■ Directions
Throughout the records below, find each line holding "data" and copy it.

■ Web page and app entries
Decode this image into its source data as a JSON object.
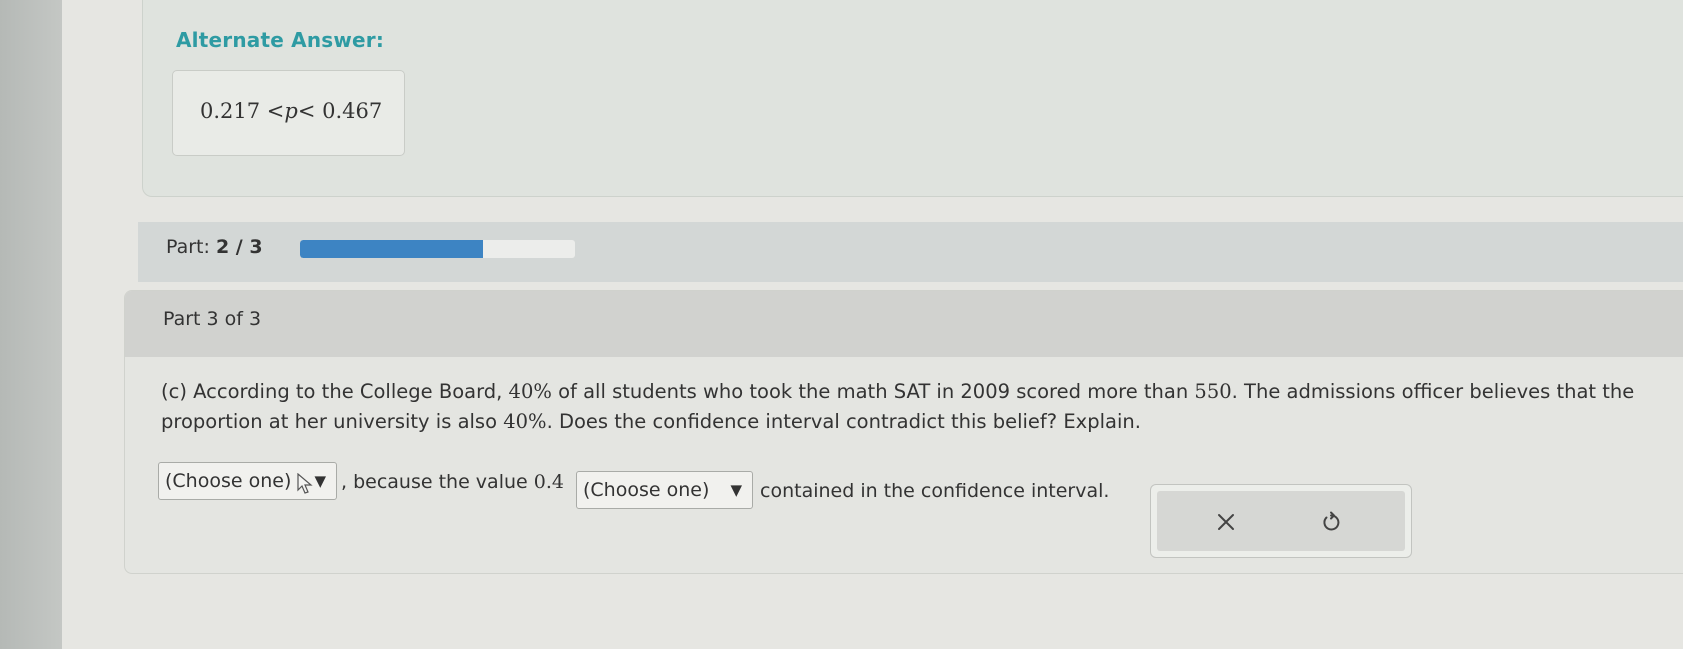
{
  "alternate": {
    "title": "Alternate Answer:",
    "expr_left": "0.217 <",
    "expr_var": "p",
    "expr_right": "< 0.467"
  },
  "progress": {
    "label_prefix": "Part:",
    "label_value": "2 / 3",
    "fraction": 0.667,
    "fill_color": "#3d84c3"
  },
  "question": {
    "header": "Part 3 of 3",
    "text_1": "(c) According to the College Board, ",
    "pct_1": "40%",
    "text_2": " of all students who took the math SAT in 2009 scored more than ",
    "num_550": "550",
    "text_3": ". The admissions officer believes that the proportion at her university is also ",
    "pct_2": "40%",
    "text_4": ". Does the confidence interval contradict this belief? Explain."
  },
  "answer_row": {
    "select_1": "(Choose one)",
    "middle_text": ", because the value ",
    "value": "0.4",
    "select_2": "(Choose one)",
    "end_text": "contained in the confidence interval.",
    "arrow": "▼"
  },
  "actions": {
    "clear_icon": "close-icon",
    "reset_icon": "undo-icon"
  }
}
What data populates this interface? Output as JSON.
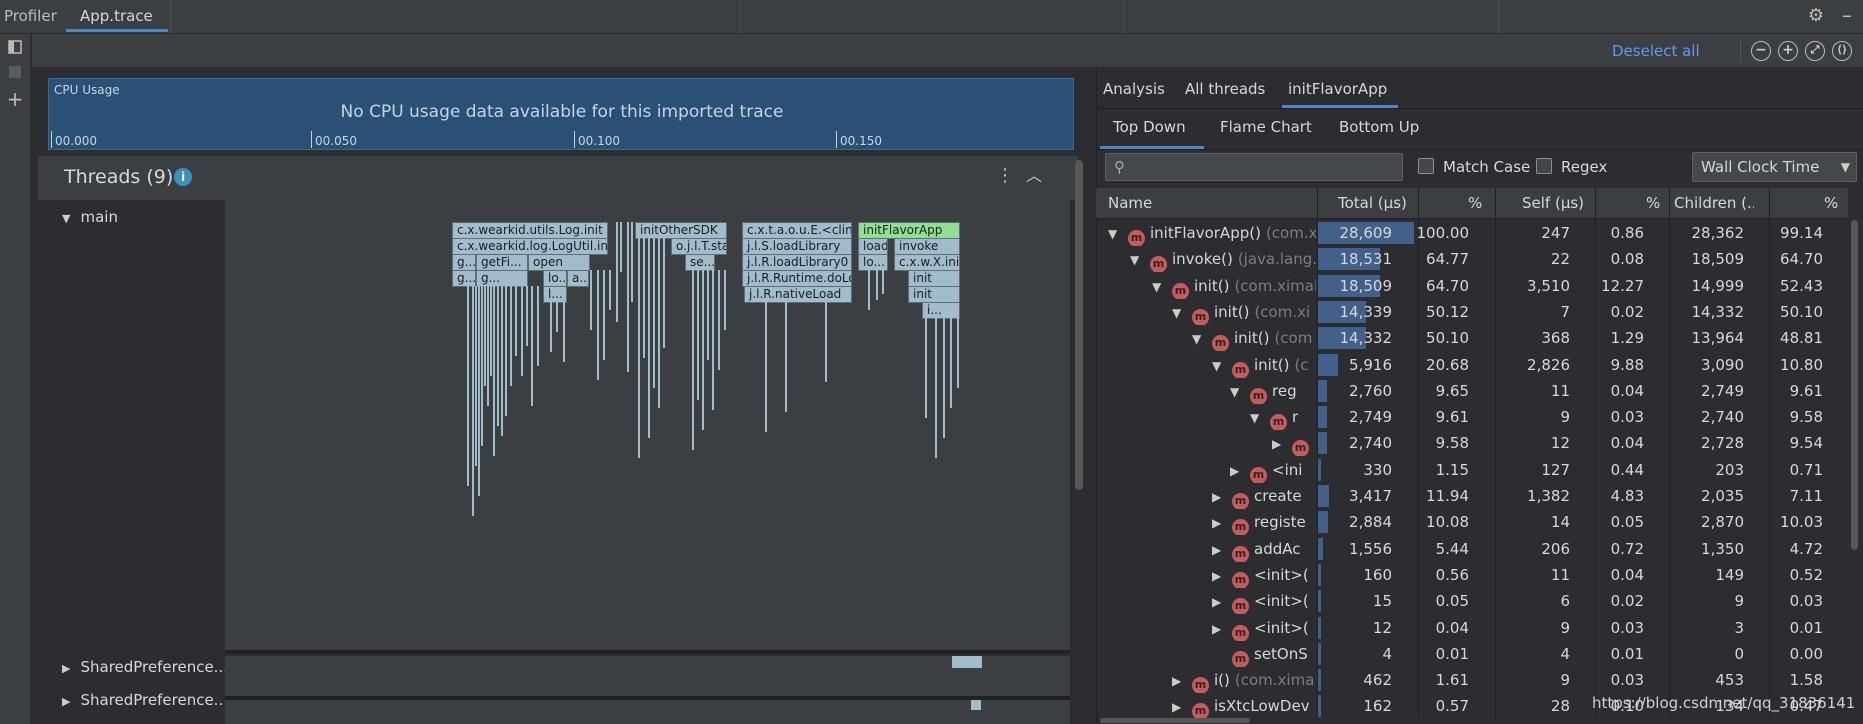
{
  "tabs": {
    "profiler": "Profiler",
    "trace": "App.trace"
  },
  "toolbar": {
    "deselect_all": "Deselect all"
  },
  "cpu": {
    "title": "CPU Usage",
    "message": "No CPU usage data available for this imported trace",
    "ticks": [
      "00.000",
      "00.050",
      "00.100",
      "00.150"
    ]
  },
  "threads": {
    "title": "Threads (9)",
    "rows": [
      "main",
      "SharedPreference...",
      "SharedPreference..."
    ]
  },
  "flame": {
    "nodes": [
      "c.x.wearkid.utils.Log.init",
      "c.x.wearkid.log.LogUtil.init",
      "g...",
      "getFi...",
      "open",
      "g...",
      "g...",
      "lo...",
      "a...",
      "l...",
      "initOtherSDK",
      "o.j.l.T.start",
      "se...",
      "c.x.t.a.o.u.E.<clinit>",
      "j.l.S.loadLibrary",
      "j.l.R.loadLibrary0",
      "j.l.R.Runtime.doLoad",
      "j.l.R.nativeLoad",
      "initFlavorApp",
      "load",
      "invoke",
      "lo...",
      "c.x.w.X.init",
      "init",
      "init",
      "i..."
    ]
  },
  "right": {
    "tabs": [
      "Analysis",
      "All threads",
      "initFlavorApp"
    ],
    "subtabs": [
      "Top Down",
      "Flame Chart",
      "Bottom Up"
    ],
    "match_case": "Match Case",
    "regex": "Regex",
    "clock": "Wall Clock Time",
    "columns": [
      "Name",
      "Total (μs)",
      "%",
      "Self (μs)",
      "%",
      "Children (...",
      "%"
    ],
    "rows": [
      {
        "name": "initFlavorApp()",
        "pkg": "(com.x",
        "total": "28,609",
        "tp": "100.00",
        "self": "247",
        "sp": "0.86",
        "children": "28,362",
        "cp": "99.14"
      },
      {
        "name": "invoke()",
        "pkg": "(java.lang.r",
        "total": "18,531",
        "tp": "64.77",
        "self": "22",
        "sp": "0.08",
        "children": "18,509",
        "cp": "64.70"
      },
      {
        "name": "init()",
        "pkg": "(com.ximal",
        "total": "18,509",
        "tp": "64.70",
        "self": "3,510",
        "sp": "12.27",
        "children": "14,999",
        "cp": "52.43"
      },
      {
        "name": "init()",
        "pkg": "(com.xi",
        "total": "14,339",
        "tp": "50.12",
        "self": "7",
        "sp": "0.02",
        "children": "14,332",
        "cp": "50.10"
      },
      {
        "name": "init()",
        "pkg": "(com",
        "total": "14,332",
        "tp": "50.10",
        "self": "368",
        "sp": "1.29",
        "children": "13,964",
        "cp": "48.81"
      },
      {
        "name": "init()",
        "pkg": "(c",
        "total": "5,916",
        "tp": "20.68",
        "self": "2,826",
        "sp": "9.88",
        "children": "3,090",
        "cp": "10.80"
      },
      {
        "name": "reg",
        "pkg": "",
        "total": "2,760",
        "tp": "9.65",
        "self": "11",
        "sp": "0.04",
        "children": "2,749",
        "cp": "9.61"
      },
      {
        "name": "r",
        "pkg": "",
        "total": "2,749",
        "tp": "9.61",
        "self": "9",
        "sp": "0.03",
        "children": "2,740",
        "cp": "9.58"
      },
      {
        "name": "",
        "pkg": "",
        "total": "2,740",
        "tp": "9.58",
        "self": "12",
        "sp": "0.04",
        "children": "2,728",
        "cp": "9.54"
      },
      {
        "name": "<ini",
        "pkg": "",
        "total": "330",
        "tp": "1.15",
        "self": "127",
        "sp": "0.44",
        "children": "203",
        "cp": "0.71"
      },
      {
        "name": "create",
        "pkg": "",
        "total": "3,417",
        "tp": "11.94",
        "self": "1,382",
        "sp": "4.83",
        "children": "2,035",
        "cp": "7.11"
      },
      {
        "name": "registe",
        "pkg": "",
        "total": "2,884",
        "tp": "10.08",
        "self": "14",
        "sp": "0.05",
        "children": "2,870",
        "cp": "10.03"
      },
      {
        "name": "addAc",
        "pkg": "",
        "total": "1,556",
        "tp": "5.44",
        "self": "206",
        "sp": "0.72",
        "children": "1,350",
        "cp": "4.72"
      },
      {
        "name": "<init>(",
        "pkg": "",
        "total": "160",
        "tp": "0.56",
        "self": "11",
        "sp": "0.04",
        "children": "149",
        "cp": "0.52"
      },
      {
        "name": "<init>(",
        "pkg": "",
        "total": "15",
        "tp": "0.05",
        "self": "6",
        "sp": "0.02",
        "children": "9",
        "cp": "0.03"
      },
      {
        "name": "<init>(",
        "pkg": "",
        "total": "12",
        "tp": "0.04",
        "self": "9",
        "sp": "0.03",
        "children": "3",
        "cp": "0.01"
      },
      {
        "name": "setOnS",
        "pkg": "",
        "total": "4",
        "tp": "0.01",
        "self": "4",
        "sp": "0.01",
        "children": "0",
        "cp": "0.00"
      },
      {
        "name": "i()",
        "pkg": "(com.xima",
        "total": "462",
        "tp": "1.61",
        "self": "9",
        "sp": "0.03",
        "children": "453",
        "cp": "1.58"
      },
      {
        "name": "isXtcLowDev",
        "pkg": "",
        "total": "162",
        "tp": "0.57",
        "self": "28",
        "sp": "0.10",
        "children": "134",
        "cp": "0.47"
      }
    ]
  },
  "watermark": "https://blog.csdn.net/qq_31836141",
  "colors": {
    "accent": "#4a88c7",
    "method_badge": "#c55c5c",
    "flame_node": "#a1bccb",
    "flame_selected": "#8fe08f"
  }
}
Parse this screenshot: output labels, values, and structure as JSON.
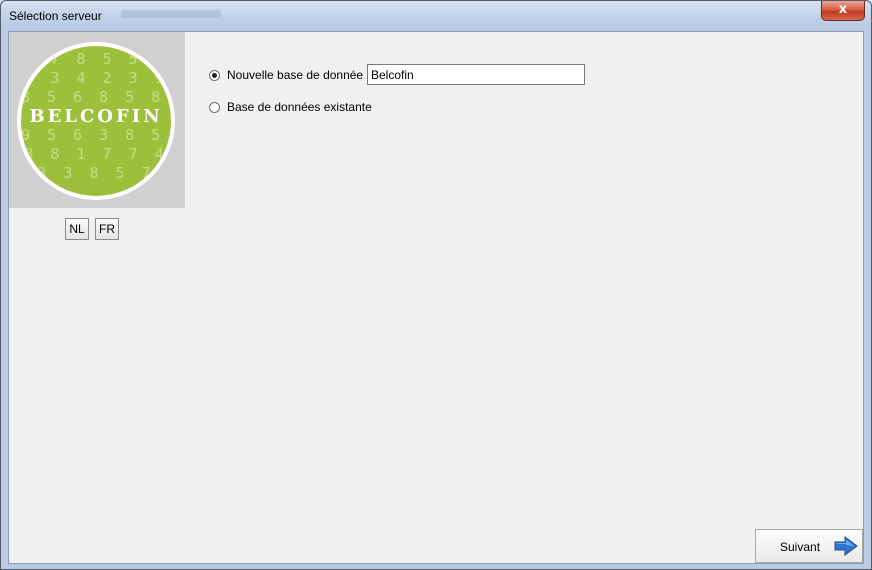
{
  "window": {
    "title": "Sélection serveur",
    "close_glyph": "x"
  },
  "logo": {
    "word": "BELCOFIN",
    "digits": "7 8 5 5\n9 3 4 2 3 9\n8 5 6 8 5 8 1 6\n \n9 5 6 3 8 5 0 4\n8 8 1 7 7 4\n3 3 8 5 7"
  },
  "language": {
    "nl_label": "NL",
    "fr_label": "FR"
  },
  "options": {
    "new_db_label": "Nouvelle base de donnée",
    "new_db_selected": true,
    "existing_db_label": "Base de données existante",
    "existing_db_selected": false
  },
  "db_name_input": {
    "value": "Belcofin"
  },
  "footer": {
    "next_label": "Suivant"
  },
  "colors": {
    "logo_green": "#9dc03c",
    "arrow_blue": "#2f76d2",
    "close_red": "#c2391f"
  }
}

■ Response for this exercise
Decode this image into its source data as a JSON object.
What data populates this interface? Output as JSON.
    "message": "No CPU usage data available for this imported trace",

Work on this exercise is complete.